The pituitary is a tiny gland, the size of a pea, which lies deep within the base of the brain. Tumours within the pituitary are usually treated with surgery, and this is typically done through the nose using the so-called “endonasal” approach. The endoscopic endonasal approach is one of the best examples of keyhole surgery in the brain and results in fewer complications and more rapid recovery than conventional open surgery through the skull. Over the past decade, some surgeons have described the use of an expanded endoscopic endonasal approach for other tumours around the base of the brain. Although there are theoretical benefits to patients undergoing such surgery, most surgeons still find operating in this way very difficult. In a recent study of members of the Society of British Neurological Surgeons, we asked surgeons the reasons for this and the majority reported that they struggled with lack of 3D vision, and found using existing instruments akin to “operating using chopsticks”.

We aim to address these barriers by adapting existing devices, and developing new devices, tailored to the particular requirements of the endoscopic endonasal approach. The objectives of this work are threefold: first, to combine augmented reality and 3D cameras to enhance the surgeon’s vision; second, to introduce robotic instruments that allow for wristlike dexterity, and limit the forces exerted, to enhance the surgeon’s touch; and third, to use artificial intelligence developed using videos of existing experts to enhance the surgeon’s judgement. 


Mr Marcus is an academic consultant neurosurgeon, and was among the first cohort of trainees to be selected for a Walport Integrated Academic Training Pathway, with rotations at the University of Cambridge, Imperial College London, and University College London.   

His clinical interest is in “keyhole” endoscopic neurosurgical approaches.
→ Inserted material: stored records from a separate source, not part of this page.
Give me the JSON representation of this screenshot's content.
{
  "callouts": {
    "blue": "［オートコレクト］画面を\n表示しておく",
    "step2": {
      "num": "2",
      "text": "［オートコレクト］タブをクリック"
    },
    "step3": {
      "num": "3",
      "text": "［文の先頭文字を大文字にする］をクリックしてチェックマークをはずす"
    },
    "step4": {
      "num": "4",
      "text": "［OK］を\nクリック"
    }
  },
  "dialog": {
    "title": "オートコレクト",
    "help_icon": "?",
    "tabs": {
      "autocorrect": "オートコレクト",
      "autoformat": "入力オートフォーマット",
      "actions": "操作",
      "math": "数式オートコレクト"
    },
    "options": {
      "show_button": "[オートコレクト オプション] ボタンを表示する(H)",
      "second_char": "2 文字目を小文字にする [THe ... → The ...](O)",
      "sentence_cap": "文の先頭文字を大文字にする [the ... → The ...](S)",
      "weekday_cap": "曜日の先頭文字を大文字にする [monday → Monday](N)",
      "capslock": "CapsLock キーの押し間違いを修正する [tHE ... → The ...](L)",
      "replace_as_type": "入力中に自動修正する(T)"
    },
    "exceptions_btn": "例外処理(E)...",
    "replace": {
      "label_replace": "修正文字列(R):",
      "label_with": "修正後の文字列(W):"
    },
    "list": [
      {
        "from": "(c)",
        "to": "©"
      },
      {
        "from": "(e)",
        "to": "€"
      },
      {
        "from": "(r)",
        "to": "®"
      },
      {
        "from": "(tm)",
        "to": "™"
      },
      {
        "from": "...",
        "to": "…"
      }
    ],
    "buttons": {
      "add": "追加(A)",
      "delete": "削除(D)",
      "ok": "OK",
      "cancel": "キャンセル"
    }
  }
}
To this end, he completed fellowships in endoscopy and anterior skull base surgery (including pituitary surgery) at the Klinik Hirslanden, Zurich and the National Hospital for Neurology and Neurosurgery. His research interest, and the subject of his doctoral thesis under Prof Lord Darzi, is the development and evaluation of new devices that makes these keyhole approaches more safe and effective, including augmented reality, robotics, and artificial intelligence. 

His work has received over £1.5 million in research funding, has resulted in over 100 peer-reviewed publications, and has frequently featured in the national press. In recognition of these achievements he was commissioned by Springer to act as Editor on their first book dedicated to Neurosurgical Robotics, serves as a Member of the Advisory Group on Robotic Surgery in the United Kingdom, and has been awarded several prizes, including the prestigious Hunterian Professorship by the Royal College of Surgeons of England in 2019.  

ChairMatt Clarkson